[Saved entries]

------------------------------

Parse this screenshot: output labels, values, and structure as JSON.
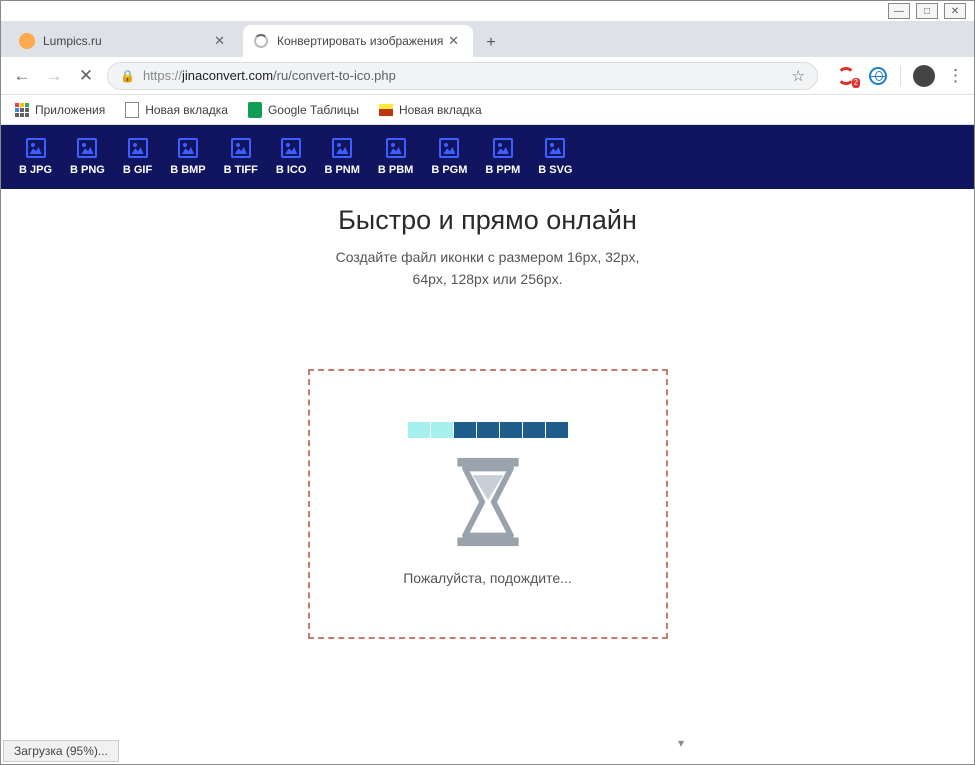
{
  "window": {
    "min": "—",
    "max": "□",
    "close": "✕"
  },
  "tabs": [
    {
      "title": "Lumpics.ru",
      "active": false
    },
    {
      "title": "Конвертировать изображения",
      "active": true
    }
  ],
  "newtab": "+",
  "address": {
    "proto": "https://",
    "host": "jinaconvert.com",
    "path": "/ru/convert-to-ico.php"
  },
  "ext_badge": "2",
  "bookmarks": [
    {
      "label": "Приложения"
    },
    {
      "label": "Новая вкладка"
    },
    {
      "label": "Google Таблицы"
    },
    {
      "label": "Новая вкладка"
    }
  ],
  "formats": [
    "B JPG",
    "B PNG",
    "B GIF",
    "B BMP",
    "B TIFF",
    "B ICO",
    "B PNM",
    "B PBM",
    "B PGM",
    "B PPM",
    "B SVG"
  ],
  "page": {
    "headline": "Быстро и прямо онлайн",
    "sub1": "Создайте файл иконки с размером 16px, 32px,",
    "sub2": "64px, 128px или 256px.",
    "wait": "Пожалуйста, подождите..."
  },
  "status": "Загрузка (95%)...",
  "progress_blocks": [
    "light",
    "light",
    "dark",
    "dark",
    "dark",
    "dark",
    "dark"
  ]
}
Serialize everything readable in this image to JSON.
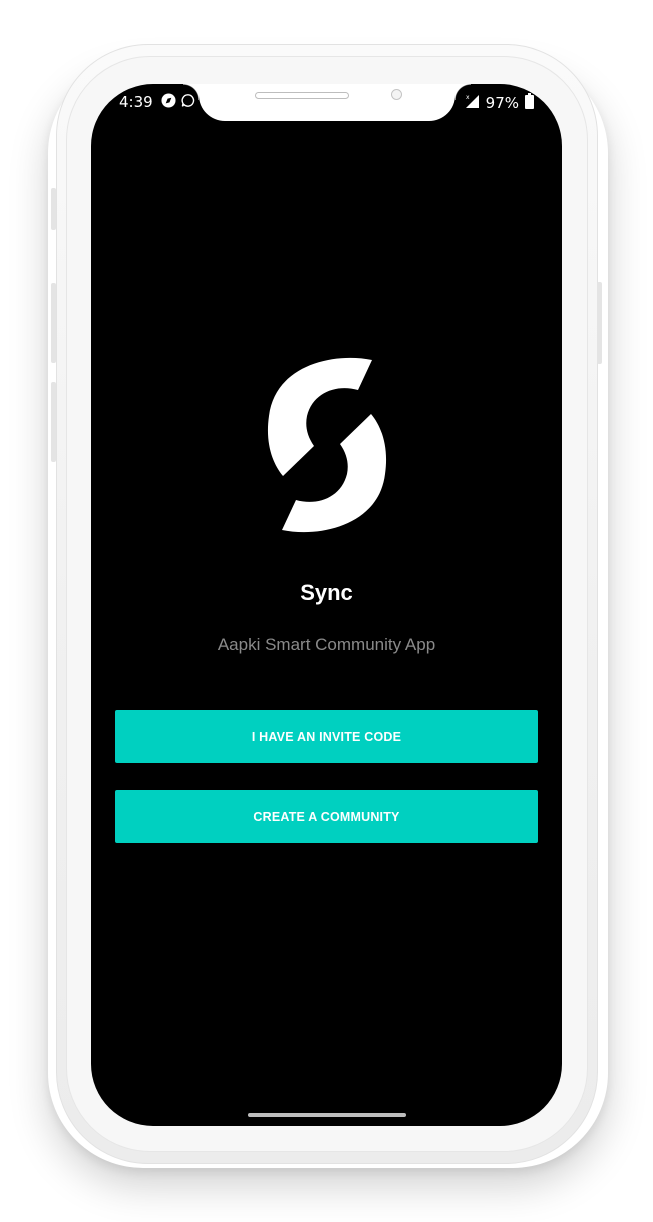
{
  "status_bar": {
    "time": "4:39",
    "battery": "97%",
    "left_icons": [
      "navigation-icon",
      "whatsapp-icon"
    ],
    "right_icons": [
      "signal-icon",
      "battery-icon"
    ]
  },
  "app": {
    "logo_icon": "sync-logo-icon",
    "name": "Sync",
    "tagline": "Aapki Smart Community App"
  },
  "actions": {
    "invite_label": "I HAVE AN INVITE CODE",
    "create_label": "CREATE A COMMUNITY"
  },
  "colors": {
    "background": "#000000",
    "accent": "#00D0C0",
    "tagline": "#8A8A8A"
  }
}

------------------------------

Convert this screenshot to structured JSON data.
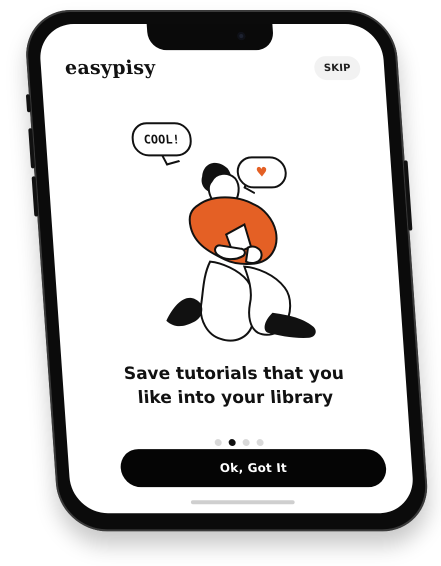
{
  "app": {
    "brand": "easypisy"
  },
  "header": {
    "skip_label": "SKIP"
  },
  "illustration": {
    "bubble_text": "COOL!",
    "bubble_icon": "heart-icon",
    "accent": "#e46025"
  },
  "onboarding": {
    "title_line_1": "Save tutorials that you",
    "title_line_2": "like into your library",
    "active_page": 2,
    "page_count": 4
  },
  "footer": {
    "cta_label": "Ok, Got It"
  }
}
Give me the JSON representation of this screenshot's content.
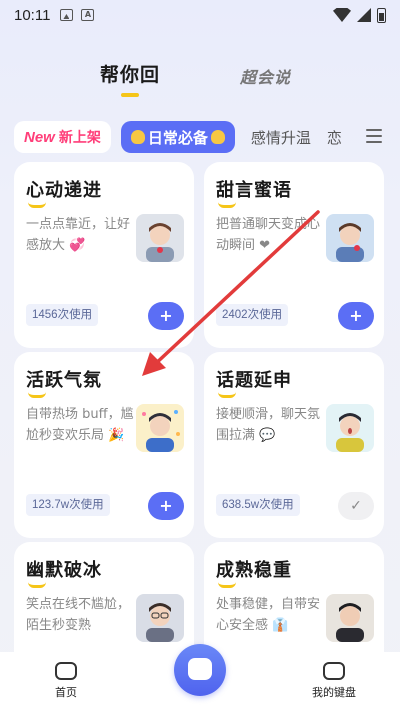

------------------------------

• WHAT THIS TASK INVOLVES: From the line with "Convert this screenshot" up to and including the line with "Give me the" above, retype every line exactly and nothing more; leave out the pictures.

• EXPECTED ANSWER:
Convert this screenshot to structured JSON data.
{
  "app": {
    "brand": "easypisy"
  },
  "header": {
    "skip_label": "SKIP"
  },
  "illustration": {
    "bubble_text": "COOL!",
    "bubble_icon": "heart-icon",
    "accent": "#e46025"
  },
  "onboarding": {
    "title_line_1": "Save tutorials that you",
    "title_line_2": "like into your library",
    "active_page": 2,
    "page_count": 4
  },
  "footer": {
    "cta_label": "Ok, Got It"
  }
}
Give me the JSON representation of this screenshot's content.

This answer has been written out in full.